I don’t know about you but for me, no amount of classroom teaching can convey what an actual experience of the topic can do. As I consider the topic of the Sabbath, specifically of keeping the Sabbath, my mind goes back to my own experience of many years in the nursing profession. I know that working as a health care professional on the Sabbath is one of those “hot potato” topics in Adventism, but here goes!
I was baptized as a Seventh-day Adventist shortly after graduating from nursing school and working on the Sabbath quickly became an issue for me. I was working in critical care in a Catholic hospital and for some time justified my choice to work on the Sabbath, citing Jesus’ example of caring for the sick. But something just wasn’t “sitting right”. Eventually I began to study the Bible and Spirit of Prophecy on the topic, and I’d like to share with you what I found!

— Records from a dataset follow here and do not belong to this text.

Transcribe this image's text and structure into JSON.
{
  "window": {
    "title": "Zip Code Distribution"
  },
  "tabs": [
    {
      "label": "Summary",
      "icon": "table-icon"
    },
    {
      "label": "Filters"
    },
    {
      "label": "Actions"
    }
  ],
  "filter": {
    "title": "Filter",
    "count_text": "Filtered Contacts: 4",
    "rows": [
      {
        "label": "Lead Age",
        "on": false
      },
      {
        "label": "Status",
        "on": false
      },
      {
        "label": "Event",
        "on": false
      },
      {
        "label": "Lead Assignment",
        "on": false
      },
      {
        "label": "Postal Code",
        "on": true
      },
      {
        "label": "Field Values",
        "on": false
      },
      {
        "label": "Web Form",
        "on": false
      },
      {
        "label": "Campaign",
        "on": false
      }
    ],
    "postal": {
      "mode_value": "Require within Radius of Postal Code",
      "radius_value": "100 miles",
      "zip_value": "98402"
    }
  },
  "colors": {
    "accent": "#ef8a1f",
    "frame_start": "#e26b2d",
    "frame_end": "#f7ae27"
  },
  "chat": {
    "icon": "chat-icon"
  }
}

The purpose of the Sabbath, and how to keep it is clearly seen in Isaiah 58:13. This passage, along with Exodus 20:8-11, Numbers 15:32-36, and Nehemiah 13:15-21, was my springboard for study. Next I went to the Spirit of Prophecy to look for instances where Sr. White counseled those “compelled” to care for the sick on the Sabbath. My findings were really surprising. I first discovered what “kind” of nurses and physicians Seventh-day Adventists were called to be, and what “our” health care facilities were intended by God to be. Boy was than an eye-opener, and though not my topic for now, bears much consideration.
I found in Medical Ministry 216 that: “It may be necessary to devote even the hours of the holy Sabbath to the relief of suffering humanity. But the fee for such labor should be put into the treasury of the Lord, to be used for the worthy poor, who need medical skill but cannot afford to pay for it.” Well and good, for even Jesus healed on the Sabbath, and the sick don’t stop being sick just because it is the Sabbath!
In Counsels on Health 422, I found that: “Those who, from whatever cause, are oblige to work on the Sabbath, are always in peril; they feel the loss, and from doing works of necessity they fall into the habit of doing things on the Sabbath that are not necessary. The sense of its sacredness is lost, and the holy commandment is of no effect. A special effort should be made to bring about a reform in regard to Sabbath observance. The workers in the sanitarium do not always do for themselves what is their privilege and duty…” So, there is a danger to those who work on the Sabbath of losing the sense of its sacredness.
I encourage all to read 7 Testimonies 103-9 on this topic. Here Sister White warns that working on the Sabbath in our sanitariums is liable to bring about “A spirit of irreverence and carelessness in the observance of the Sabbath”, and that “The nature of his (the physician’s) duties naturally leads him to feel justified in doing on the Sabbath many things that he should refrain from doing.” and that “unnecessary work, such as ordinary treatments and operations that can be postponed, should be deferred...” and that we should, “Let the patients understand that physicians and helpers should have one day for rest. Let them understand that the workers fear God and desire to keep holy the day that He has set apart for His followers to observe as a sign between Him and them….In keeping the Sabbath, which God declares shall be kept holy, they give the sign of their order, showing plainly that they are on the Lord’s side.” She goes on to state that, “we are to stand as a distinct and peculiar people, free from all worldly policy, unembarrassed by confederating with those who have not wisdom to discern God’s claims so plainly set forth in His law…. our medical institutions are established as Seventh-day Adventist institutions to represent the various features of gospel medical missionary work and thus to prepare the way for the coming of the Lord. We are to show that we are seeking to work in harmony with heaven.”
As I reflected on these and other statements I studied, the following were and are my conclusions:
1) If Sister White had such strong cautions regarding working on the Sabbath for those working in OUR sanitariums, where the Sabbath is understood, what of those who have no regard for it?
2) Please tell me which hospital will permit an employee to practice laying aside “unnecessary work” and “ordinary treatments and operations”?
3) We are to be Gospel Medical Missionaries whose focus is “to prepare the way for the coming of the Lord.” We know that the Sabbath will be a major issue in the closing events of this earth. Can we afford to lessen the sense of it’s obligation?
4) What is the undergirding purpose of nurses and physicians working in worldly hospitals? And can one truly be a Gospel Medical Missionary in the popular health-care system?
After I realized the importance of the Sabbath and kindly spoke to my supervisors regarding my convictions, I never once, in my many years of subsequent practice, had to work on the Sabbath. I changed jobs many times, and repeatedly God opened some amazing doors for me!! The Lord has since completely brought me out of that system of health care to practice His way (Counsels on Health 323), where I can both honor the Sabbath and follow His example in caring for the sick using His principles.
Every act of healing that Jesus did exalted the Sabbath and was a fulfillment of His mission. And as a Seventh-day Adventist, I too, must be about my Father’s business!